Army Maj. Jake Redding, the commander of the 204th, said that Soldiers within the unit are excited to carry out the mission and help their fellow Minnesotans by having a direct impact in their communities and showing them what the Guard can do. This real-world training, he said, has an immediate and lasting impact.
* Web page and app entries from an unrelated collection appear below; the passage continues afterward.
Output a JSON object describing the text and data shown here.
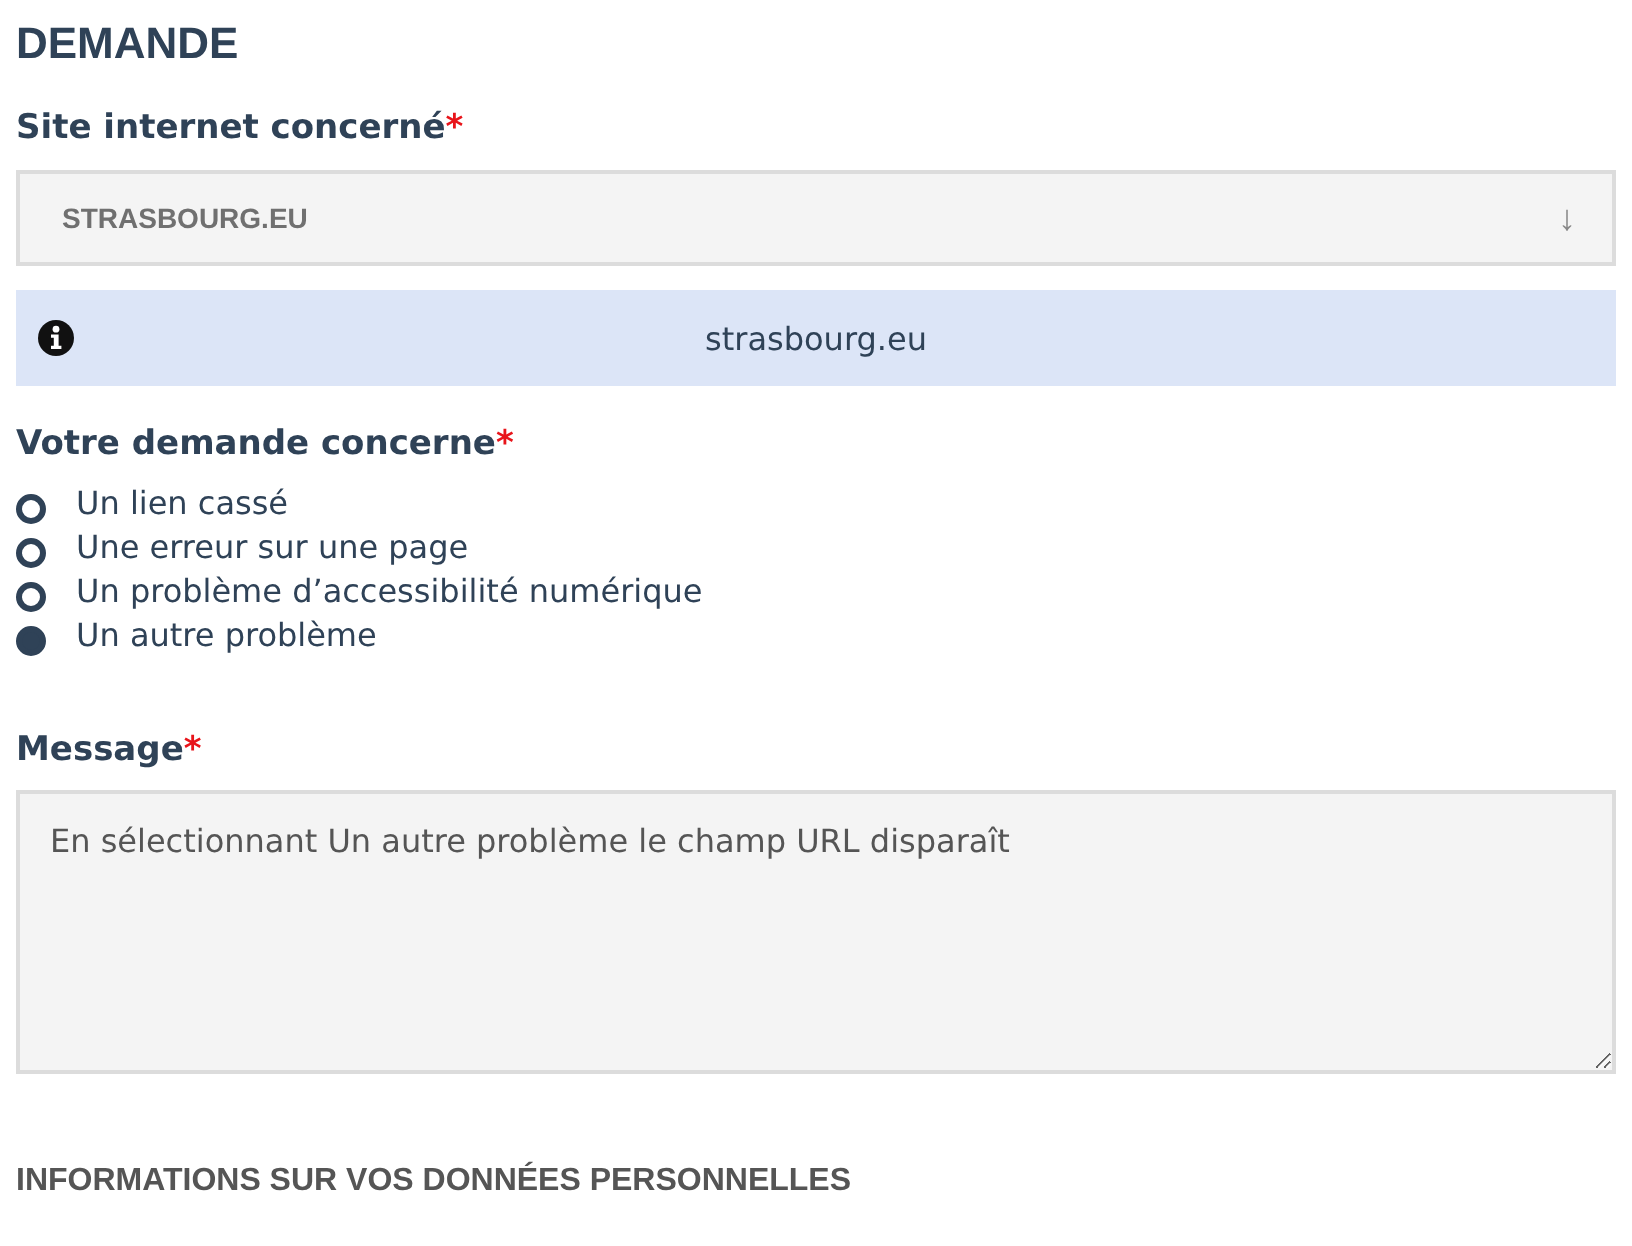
{
  "heading": "DEMANDE",
  "site_field": {
    "label": "Site internet concerné",
    "required_mark": "*",
    "value": "STRASBOURG.EU",
    "arrow": "↓"
  },
  "info": {
    "text": "strasbourg.eu"
  },
  "request_field": {
    "label": "Votre demande concerne",
    "required_mark": "*",
    "options": [
      {
        "label": "Un lien cassé",
        "selected": false
      },
      {
        "label": "Une erreur sur une page",
        "selected": false
      },
      {
        "label": "Un problème d’accessibilité numérique",
        "selected": false
      },
      {
        "label": "Un autre problème",
        "selected": true
      }
    ]
  },
  "message_field": {
    "label": "Message",
    "required_mark": "*",
    "value": "En sélectionnant Un autre problème le champ URL disparaît"
  },
  "section_heading": "INFORMATIONS SUR VOS DONNÉES PERSONNELLES"
}
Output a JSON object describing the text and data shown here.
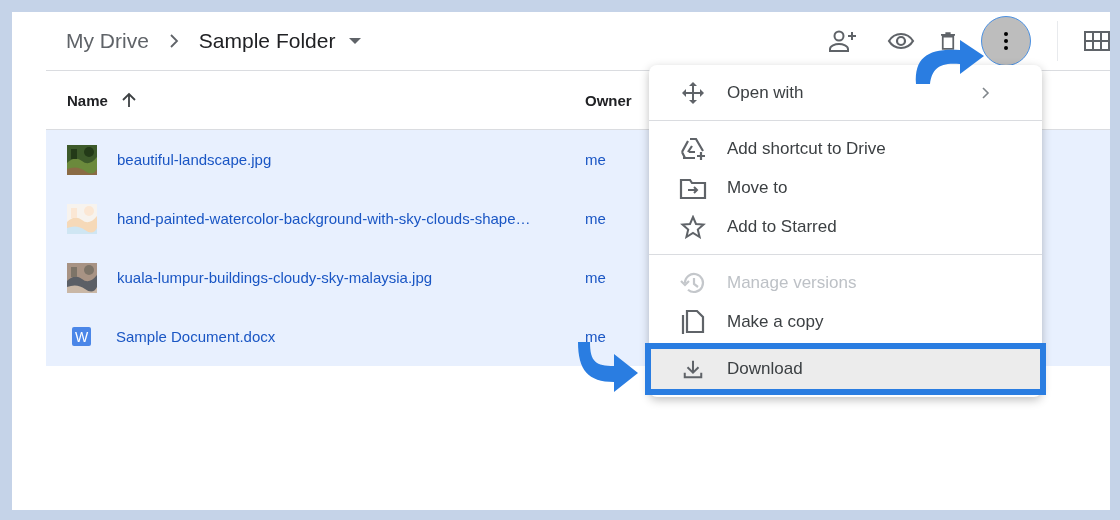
{
  "breadcrumb": [
    {
      "label": "My Drive",
      "current": false
    },
    {
      "label": "Sample Folder",
      "current": true
    }
  ],
  "table": {
    "columns": [
      "Name",
      "Owner"
    ],
    "rows": [
      {
        "name": "beautiful-landscape.jpg",
        "owner": "me",
        "selected": true
      },
      {
        "name": "hand-painted-watercolor-background-with-sky-clouds-shape…",
        "owner": "me",
        "selected": true
      },
      {
        "name": "kuala-lumpur-buildings-cloudy-sky-malaysia.jpg",
        "owner": "me",
        "selected": true
      },
      {
        "name": "Sample Document.docx",
        "owner": "me",
        "kind": "document",
        "badge": "W",
        "selected": true
      }
    ]
  },
  "menu": {
    "groups": [
      [
        {
          "label": "Open with",
          "submenu": true,
          "disabled": false,
          "selected": false
        }
      ],
      [
        {
          "label": "Add shortcut to Drive",
          "submenu": false,
          "disabled": false,
          "selected": false
        },
        {
          "label": "Move to",
          "submenu": false,
          "disabled": false,
          "selected": false
        },
        {
          "label": "Add to Starred",
          "submenu": false,
          "disabled": false,
          "selected": false
        }
      ],
      [
        {
          "label": "Manage versions",
          "submenu": false,
          "disabled": true,
          "selected": false
        },
        {
          "label": "Make a copy",
          "submenu": false,
          "disabled": false,
          "selected": false
        },
        {
          "label": "Download",
          "submenu": false,
          "disabled": false,
          "selected": true
        }
      ]
    ]
  }
}
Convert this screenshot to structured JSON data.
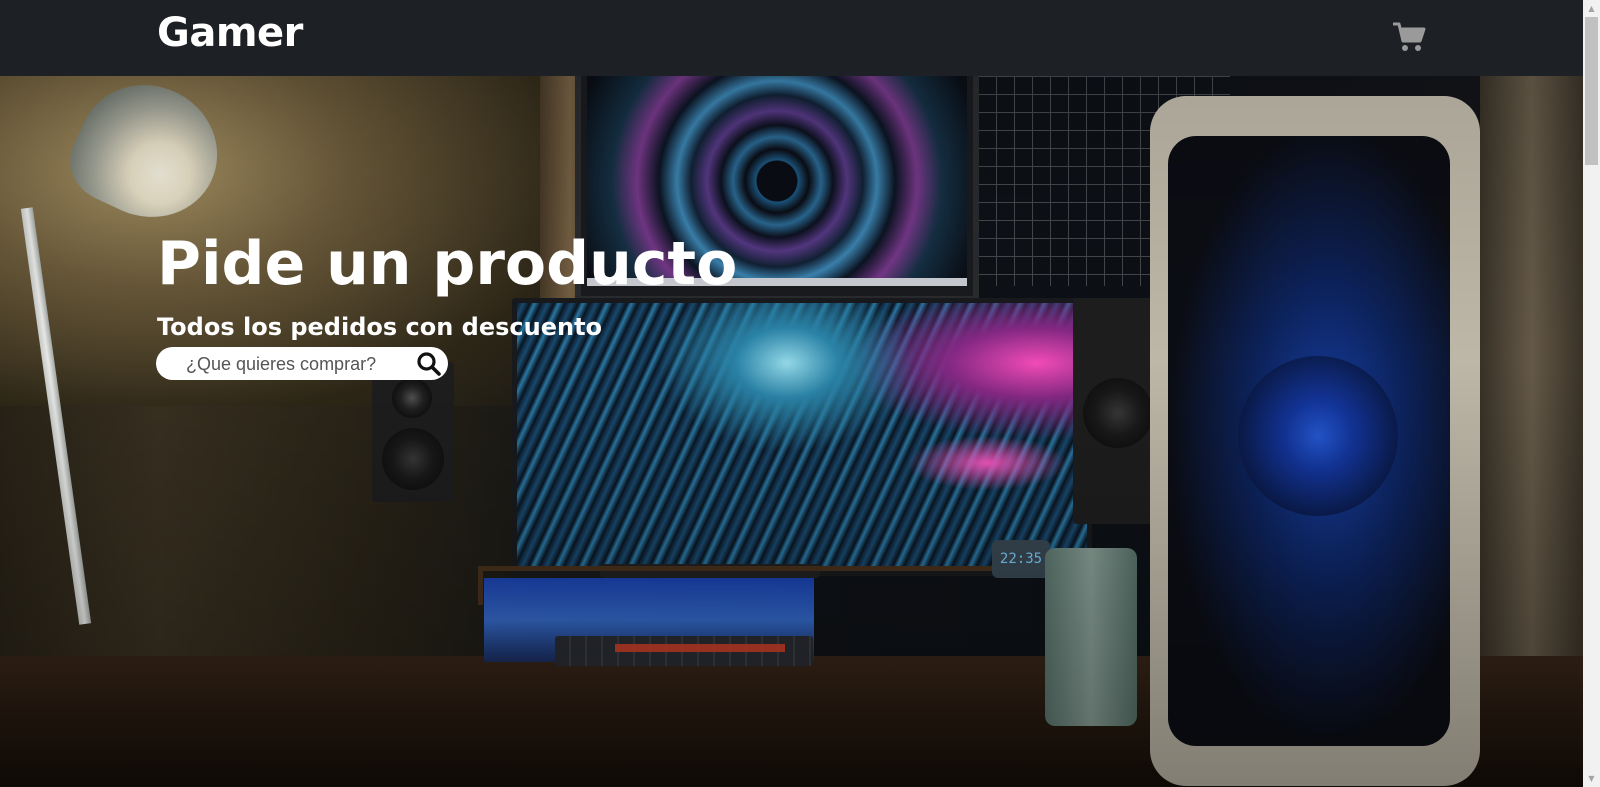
{
  "header": {
    "brand": "Gamer",
    "cart_icon": "shopping-cart-icon"
  },
  "hero": {
    "title": "Pide un producto",
    "subtitle": "Todos los pedidos con descuento",
    "search": {
      "placeholder": "¿Que quieres comprar?",
      "value": "",
      "icon": "search-icon"
    },
    "background_image": "gaming-desk-setup-photo"
  },
  "colors": {
    "header_bg": "#1d2024",
    "text": "#ffffff",
    "cart_icon": "#9a9a9a"
  }
}
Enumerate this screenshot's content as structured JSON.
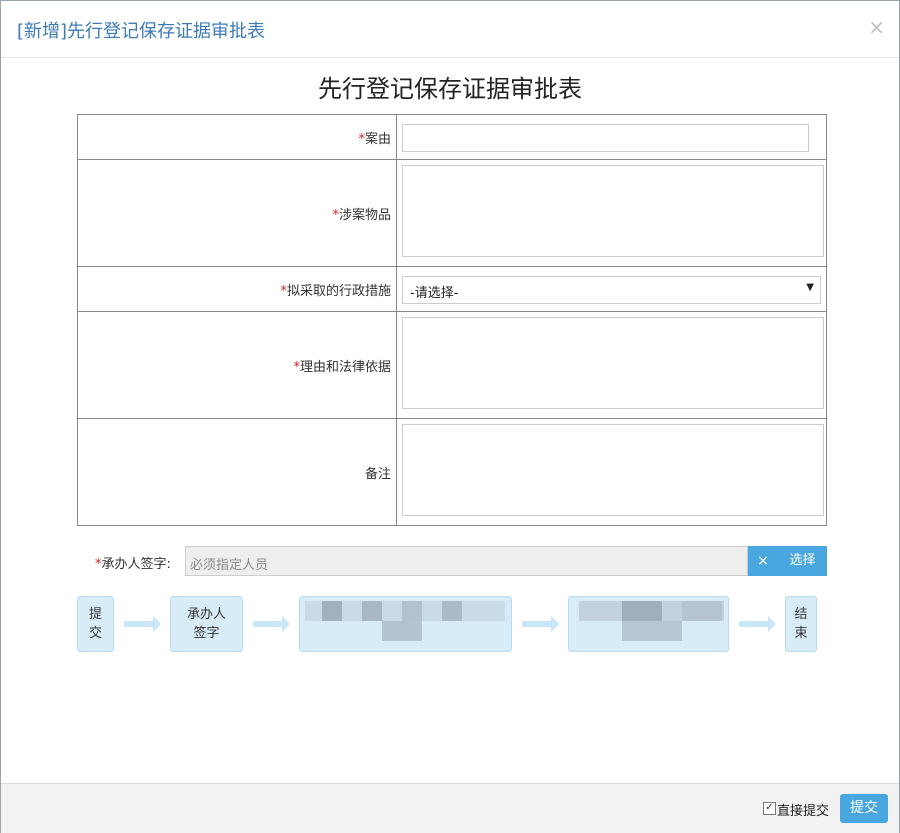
{
  "dialog": {
    "title": "[新增]先行登记保存证据审批表",
    "close": "×"
  },
  "form": {
    "title": "先行登记保存证据审批表",
    "required_mark": "*",
    "rows": [
      {
        "label": "案由",
        "required": true,
        "type": "input",
        "value": ""
      },
      {
        "label": "涉案物品",
        "required": true,
        "type": "textarea",
        "value": ""
      },
      {
        "label": "拟采取的行政措施",
        "required": true,
        "type": "select",
        "value": "-请选择-"
      },
      {
        "label": "理由和法律依据",
        "required": true,
        "type": "textarea",
        "value": ""
      },
      {
        "label": "备注",
        "required": false,
        "type": "textarea",
        "value": ""
      }
    ]
  },
  "signer": {
    "label": "承办人签字:",
    "placeholder": "必须指定人员",
    "clear": "×",
    "select": "选择"
  },
  "flow": {
    "nodes": [
      "提\n交",
      "承办人\n签字",
      "",
      "",
      "结\n束"
    ]
  },
  "footer": {
    "direct_submit_label": "直接提交",
    "direct_submit_checked": true,
    "submit": "提交"
  },
  "colors": {
    "title_blue": "#3d7ab8",
    "button_blue": "#4aa6de",
    "required_red": "#e02020",
    "flow_node_bg": "#d8ecf8"
  }
}
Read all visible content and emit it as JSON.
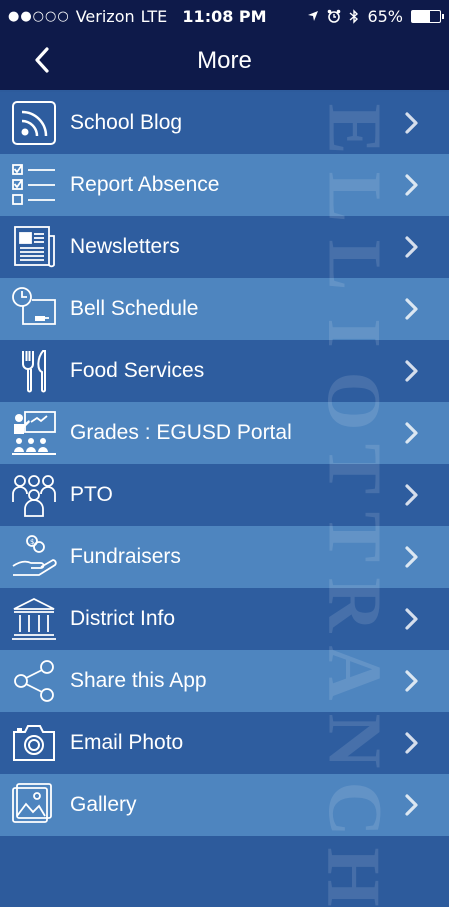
{
  "status_bar": {
    "carrier": "Verizon",
    "network": "LTE",
    "time": "11:08 PM",
    "battery": "65%",
    "battery_level": 0.65
  },
  "nav": {
    "title": "More"
  },
  "watermark": [
    "E",
    "L",
    "L",
    "I",
    "O",
    "T",
    "T",
    "R",
    "A",
    "N",
    "C",
    "H"
  ],
  "items": [
    {
      "label": "School Blog",
      "icon": "rss-icon"
    },
    {
      "label": "Report Absence",
      "icon": "checklist-icon"
    },
    {
      "label": "Newsletters",
      "icon": "newspaper-icon"
    },
    {
      "label": "Bell Schedule",
      "icon": "clock-board-icon"
    },
    {
      "label": "Food Services",
      "icon": "fork-knife-icon"
    },
    {
      "label": "Grades : EGUSD Portal",
      "icon": "classroom-icon"
    },
    {
      "label": "PTO",
      "icon": "people-icon"
    },
    {
      "label": "Fundraisers",
      "icon": "hand-coins-icon"
    },
    {
      "label": "District Info",
      "icon": "building-icon"
    },
    {
      "label": "Share this App",
      "icon": "share-icon"
    },
    {
      "label": "Email Photo",
      "icon": "camera-icon"
    },
    {
      "label": "Gallery",
      "icon": "gallery-icon"
    }
  ]
}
“We can take care of simulated patients in a training center all day, every day,” he said. “But without having the actual patient there with a problem and the immediate changes that happen, we see the training value in this is exponentially better. One of the training opportunities we have had is to put some of our medics on the [ambulance] and to go around on calls with [their emergency medical services]. They get to observe some paramedic skills and see real life problems.”The program, he said, brought in 296 patient visitors, and 1,875 patient procedures were conducted with many of those procedures involving dental. Patients were seen through scheduled visits and walk-in appointments. The total estimated amount of care provided at no cost to the public was $136,948, Redding said.
U.S. Public Health Service Lt. Commander John Naegeli, a pharmacist at Cass Lake Indian Health Services who has helped to plan IRTs in the past, said this mission was the most organized he has ever been a part of, and that strong leadership and disciplined, competent Soldiers have made it a success. Seeing some of the people helped at the reservation has reaffirmed his ‘why’ for planning the mission, Naegeli said.
“I always wonder ‘why do I do this? Should I do it again next year?,’” he said. “It is very stressful to say the least. But every year we find our why. This year, we had a six-year-old show up to our clinic. There’s no records of this child ever being seen anywhere that we can find. The mother said this child has not been seen. So now through follow up this child has an appointment with our pediatrician upcoming. That is our why. Our why is to help those who have nowhere to go. So once again, thank you for helping our community.”
Terri Flynn-Goggleye, the executive director of the Leech Lake Band of Ojibwe, visited the mission site that was set up at Cass Lake-Bena Middle School, and shared in the sentiments of others from the community.
“This is a great opportunity to come out and experience what you have to offer,” she said. “As you know, the clinics here are overwhelmed. So, any extra help that is given to anybody in the area is greatly appreciated.”
Like many Minnesotans, many on the Leech Lake Reservation are finding it difficult to be seen by providers in areas such as dental after the COVID-19 pandemic. Dorris Wittner, a Cass Lake resident and member of the Leech Lake Band of Ojibwe, said that dentist chairs in the region appear to be booked out for weeks, months, or longer. Wittner heard about the program through her two grandsons who are enrolled in the Cass Lake-Bena school system and asked their grandmother to bring them to the clinic for a dental check-up.
“I saw the signs at the school,” Wittner said. “It was their idea to come.”
Operation Walking Shield has had a positive impact on her and her family, Wittner said, and she hopes to see the clinic return.
“I love this program. It would be nice if they had it yearly,” she said. “We were here the first time they were here, and it worked out so fantastic. You can bring them all at the same time and it saves time from running back and forth to the clinic. Keep coming back please, we appreciate it.”
Minnesota National Guard
By Staff Sgt. Sirrina Martinez